Human-rights organisations have documented thousands of cases of torture, extrajudicial killings and systematic rapes by Myanmar soldiers, with little distinction between civilians and combatants.

"In southern Shan state alone, we recorded 400,000 forced relocations between 1996 and 1999," said Charm Tong, of the Shan Women's Action Network, a local NGO. "Rape and torture were systematically used by the army to demoralise, terrorise and control.

"Women were burnt alive. Mothers and daughters were raped at the same time."

The international community is keen to believe these conflicts are coming to an end. They have praised the "progress toward peace with ethnic groups", as Australian foreign minister Bob Carr put it.

But just as reforms were gathering speed last year, the Myanmar Army was actually stepping up its operations in ethnic areas, seeking control of regions where lucrative mining and development projects are coming up.

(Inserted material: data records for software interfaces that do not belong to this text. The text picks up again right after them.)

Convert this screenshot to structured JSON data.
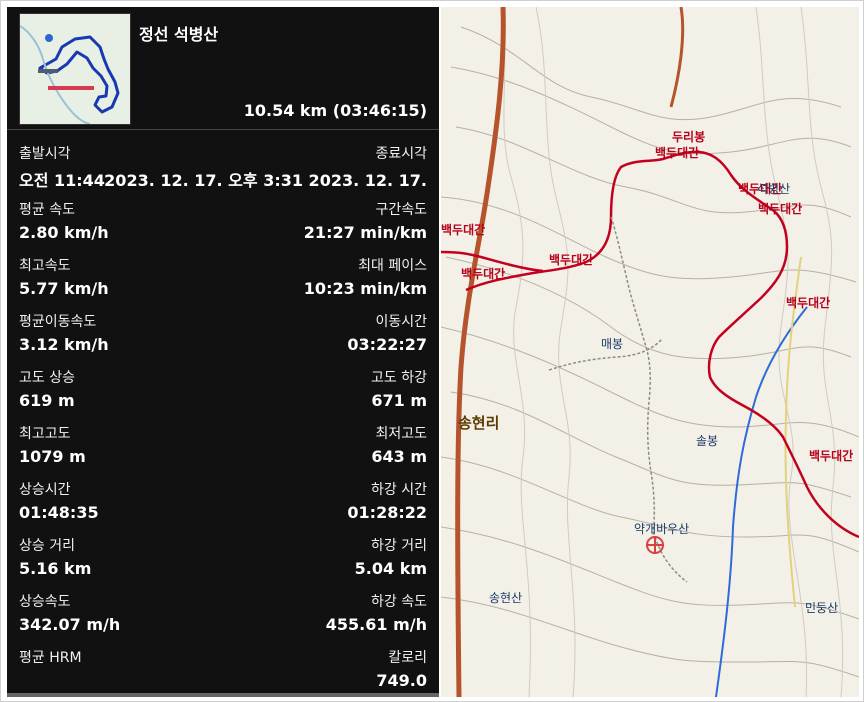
{
  "panel": {
    "title": "정선 석병산",
    "summary": "10.54 km (03:46:15)",
    "stats": [
      {
        "left_label": "출발시각",
        "left_value": "오전 11:44",
        "right_label": "종료시각",
        "right_value": "2023. 12. 17. 오후 3:31 2023. 12. 17."
      },
      {
        "left_label": "평균 속도",
        "left_value": "2.80 km/h",
        "right_label": "구간속도",
        "right_value": "21:27 min/km"
      },
      {
        "left_label": "최고속도",
        "left_value": "5.77 km/h",
        "right_label": "최대 페이스",
        "right_value": "10:23 min/km"
      },
      {
        "left_label": "평균이동속도",
        "left_value": "3.12 km/h",
        "right_label": "이동시간",
        "right_value": "03:22:27"
      },
      {
        "left_label": "고도 상승",
        "left_value": "619 m",
        "right_label": "고도 하강",
        "right_value": "671 m"
      },
      {
        "left_label": "최고고도",
        "left_value": "1079 m",
        "right_label": "최저고도",
        "right_value": "643 m"
      },
      {
        "left_label": "상승시간",
        "left_value": "01:48:35",
        "right_label": "하강 시간",
        "right_value": "01:28:22"
      },
      {
        "left_label": "상승 거리",
        "left_value": "5.16 km",
        "right_label": "하강 거리",
        "right_value": "5.04 km"
      },
      {
        "left_label": "상승속도",
        "left_value": "342.07 m/h",
        "right_label": "하강 속도",
        "right_value": "455.61 m/h"
      },
      {
        "left_label": "평균 HRM",
        "left_value": "",
        "right_label": "칼로리",
        "right_value": "749.0"
      }
    ]
  },
  "map": {
    "labels": [
      {
        "text": "두리봉",
        "class": "red"
      },
      {
        "text": "백두대간",
        "class": "red"
      },
      {
        "text": "백두대간",
        "class": "red"
      },
      {
        "text": "백두대간",
        "class": "red"
      },
      {
        "text": "백두대간",
        "class": "red"
      },
      {
        "text": "백두대간",
        "class": "red"
      },
      {
        "text": "백두대간",
        "class": "red"
      },
      {
        "text": "백두대간",
        "class": "red"
      },
      {
        "text": "백두대간",
        "class": "red"
      },
      {
        "text": "석병산",
        "class": "blue"
      },
      {
        "text": "매봉",
        "class": "blue"
      },
      {
        "text": "솔봉",
        "class": "blue"
      },
      {
        "text": "약개바우산",
        "class": "blue"
      },
      {
        "text": "송현산",
        "class": "blue"
      },
      {
        "text": "민둥산",
        "class": "blue"
      },
      {
        "text": "송현리",
        "class": "dark"
      }
    ]
  },
  "colors": {
    "panel_bg": "#111111",
    "route": "#c3001e",
    "road": "#b5542c",
    "water": "#2d6bd8"
  }
}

Rebels in Kachin state had been at peace for 17 years before the military attacked suddenly last June. A series of large Chinese dams and an oil pipeline are planned in the area.

A recent report by Human Rights Watch said 75,000 Kachin have been displaced by the fighting and the army has attacked Kachin villages, rased homes, pillaged properties, tortured civilians, raped women and conscripted forced labourers, including children as young as 14, on the front lines.

Other groups have signed fresh ceasefires in recent months, but there are serious doubts about whether they will hold.

Speaking in his wood-panelled office in the rebel headquarters of Loi Taileng, a mountain town on the border with Thailand, one rebel leader, General Sao Kur Guern, said little has changed since his army signed a ceasefire in December.

"Fighting has continued in some areas despite the ceasefire," said Gen Guern, district commander of the Shan State Army-South (SSA). "Where there is fighting, it is because the Burmese Army has violated the agreements."

He says government forces have refused to withdraw from areas designated in the agreement. Activists have documented the resupply and reinforcement of troops in those positions.

In February, a civilian officer of the SSA decided to take advantage of the ceasefire to go shopping in a town with his family. He was spotted by Burmese soldiers and apparently without provocation, they shot him and his wife dead in front of their young son.

Gen Kur Guern said this is one of at least 16 breaches of December's ceasefire.

"The regime is playing a game with the international community because it wants investment," he said. "Their money will be used to strengthen the military."

Shan leaders say they were willing to give President Sein's government a chance to prove it is committed to peace, but question whether the message of reform has trickled down to military leaders on the front line.

"We believe Thein Sein and Aung Saan Suu Kyi are trying to change things," said Philip Yawd Maung, a member of the foreign department of Restoration Council of Shan State, the SSA's political arm.

"But the military is not doing anything differently. The ceasefire could break today or tomorrow."

Most of Myanmar's ethnic rebels are still willing to take the risk. To the south in Karen state, political representatives of the local rebel army have just returned from what they say are productive talks with the president in the capital, Naypyidaw.

"To those who oppose a dialogue, I ask: 'Are you ready to keep sacrificing your children?' We have to start somewhere," said David Taw, executive member of the Karen National Union.

But even those with faith in the peace process say it is too early to start lifting sanctions.

"You cannot lift sanctions just because there have been some by-elections," said Mr Taw. "There needs to be international pressure to have independent monitoring of ceasefire areas."

Back in Kachin state, there seems little hope of a quick end to the fighting.

"The other groups are making very weak deals," said Patrick Zau Doi, foreign affairs liaison for the Kachin Independence Organisation. "We demand that troops are withdrawn and international monitors brought in before any deal is signed.

"The ceasefires are signed by the top levels of these organisations who are promised benefits. They are not really representing the needs of the people and do nothing to improve ethnic rights."